[Element data from apps and pages]
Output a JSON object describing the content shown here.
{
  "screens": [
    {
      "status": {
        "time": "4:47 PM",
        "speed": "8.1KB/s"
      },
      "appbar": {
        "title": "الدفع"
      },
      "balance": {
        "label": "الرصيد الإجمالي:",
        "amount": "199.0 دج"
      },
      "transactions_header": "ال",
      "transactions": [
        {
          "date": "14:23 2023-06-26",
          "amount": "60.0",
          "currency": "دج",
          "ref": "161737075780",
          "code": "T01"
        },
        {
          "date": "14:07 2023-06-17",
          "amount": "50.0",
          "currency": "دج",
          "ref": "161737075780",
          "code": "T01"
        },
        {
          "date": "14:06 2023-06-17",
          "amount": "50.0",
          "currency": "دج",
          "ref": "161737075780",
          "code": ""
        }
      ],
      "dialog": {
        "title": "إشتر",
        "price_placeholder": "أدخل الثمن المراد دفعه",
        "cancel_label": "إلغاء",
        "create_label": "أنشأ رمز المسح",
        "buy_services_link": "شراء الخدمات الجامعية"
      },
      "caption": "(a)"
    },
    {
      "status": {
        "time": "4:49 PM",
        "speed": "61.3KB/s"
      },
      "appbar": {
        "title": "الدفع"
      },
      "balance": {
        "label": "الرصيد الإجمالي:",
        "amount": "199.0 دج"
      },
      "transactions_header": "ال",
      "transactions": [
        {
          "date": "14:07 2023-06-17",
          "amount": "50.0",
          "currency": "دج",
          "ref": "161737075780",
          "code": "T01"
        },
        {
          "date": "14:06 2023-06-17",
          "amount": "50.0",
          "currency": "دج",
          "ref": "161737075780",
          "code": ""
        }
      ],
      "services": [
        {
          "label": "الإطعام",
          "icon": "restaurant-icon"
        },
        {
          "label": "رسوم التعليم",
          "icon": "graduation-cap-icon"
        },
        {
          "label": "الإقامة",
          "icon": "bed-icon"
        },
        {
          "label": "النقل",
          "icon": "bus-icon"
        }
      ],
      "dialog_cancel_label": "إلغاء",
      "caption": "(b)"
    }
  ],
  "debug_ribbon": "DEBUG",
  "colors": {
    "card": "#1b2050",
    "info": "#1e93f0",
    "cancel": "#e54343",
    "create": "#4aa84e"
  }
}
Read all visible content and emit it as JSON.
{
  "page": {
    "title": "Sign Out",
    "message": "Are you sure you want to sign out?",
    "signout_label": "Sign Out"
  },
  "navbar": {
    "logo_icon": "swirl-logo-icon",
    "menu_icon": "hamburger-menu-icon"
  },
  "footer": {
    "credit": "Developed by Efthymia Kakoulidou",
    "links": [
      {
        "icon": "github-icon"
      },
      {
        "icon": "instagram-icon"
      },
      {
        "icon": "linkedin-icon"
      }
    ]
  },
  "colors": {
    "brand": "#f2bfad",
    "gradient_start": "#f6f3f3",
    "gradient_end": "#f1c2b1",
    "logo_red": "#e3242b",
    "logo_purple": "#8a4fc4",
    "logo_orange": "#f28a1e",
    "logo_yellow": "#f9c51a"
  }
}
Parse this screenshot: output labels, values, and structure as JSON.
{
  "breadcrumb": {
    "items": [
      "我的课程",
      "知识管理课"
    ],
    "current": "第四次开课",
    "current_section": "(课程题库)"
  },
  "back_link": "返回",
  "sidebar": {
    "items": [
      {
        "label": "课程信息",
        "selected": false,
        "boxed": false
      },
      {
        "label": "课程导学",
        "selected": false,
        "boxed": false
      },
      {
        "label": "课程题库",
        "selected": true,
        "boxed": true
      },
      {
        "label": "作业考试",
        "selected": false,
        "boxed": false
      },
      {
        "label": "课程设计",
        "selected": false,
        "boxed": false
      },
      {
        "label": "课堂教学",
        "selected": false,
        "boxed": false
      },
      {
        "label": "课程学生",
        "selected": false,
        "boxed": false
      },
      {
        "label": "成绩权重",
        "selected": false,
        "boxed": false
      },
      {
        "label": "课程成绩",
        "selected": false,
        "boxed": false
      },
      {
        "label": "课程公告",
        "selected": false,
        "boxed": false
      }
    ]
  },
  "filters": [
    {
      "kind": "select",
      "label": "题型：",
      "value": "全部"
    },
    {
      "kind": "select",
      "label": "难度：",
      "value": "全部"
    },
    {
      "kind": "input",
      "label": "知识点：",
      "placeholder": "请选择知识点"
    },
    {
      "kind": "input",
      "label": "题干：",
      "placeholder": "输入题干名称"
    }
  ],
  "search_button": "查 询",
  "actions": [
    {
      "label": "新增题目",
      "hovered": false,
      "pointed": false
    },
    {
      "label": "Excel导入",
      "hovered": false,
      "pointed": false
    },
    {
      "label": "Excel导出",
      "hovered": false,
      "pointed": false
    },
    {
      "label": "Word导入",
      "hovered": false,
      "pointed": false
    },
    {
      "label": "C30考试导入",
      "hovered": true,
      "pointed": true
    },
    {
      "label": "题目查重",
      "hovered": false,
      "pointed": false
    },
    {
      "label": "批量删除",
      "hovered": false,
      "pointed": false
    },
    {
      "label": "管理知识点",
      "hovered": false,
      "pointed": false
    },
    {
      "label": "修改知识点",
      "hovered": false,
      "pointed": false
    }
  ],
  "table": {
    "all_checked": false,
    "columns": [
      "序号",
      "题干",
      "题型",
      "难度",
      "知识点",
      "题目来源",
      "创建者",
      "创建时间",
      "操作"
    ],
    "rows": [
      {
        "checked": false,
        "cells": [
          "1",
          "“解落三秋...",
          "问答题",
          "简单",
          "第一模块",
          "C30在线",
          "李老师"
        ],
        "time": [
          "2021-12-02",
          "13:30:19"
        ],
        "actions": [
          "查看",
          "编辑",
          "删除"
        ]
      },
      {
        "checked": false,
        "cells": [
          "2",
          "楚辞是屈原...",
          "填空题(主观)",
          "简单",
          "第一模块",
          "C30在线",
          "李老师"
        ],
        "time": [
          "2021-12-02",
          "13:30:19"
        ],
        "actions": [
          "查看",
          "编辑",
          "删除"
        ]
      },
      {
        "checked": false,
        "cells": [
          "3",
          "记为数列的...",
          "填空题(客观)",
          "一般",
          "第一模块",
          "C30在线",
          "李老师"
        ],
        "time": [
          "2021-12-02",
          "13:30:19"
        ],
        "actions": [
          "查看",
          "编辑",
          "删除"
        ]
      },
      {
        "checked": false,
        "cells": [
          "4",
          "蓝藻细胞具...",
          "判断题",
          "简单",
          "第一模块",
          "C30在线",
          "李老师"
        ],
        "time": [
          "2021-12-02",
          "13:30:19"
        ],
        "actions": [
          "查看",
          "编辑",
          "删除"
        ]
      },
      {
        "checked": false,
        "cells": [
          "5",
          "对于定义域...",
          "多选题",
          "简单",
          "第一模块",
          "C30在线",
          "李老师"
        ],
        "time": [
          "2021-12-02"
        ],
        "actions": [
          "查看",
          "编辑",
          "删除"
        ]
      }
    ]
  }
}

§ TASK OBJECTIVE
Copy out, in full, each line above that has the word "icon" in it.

§ SOLUTION TO THE PROBLEM
          "icon": "restaurant-icon"
          "icon": "graduation-cap-icon"
          "icon": "bed-icon"
          "icon": "bus-icon"
    "logo_icon": "swirl-logo-icon",
    "menu_icon": "hamburger-menu-icon"
        "icon": "github-icon"
        "icon": "instagram-icon"
        "icon": "linkedin-icon"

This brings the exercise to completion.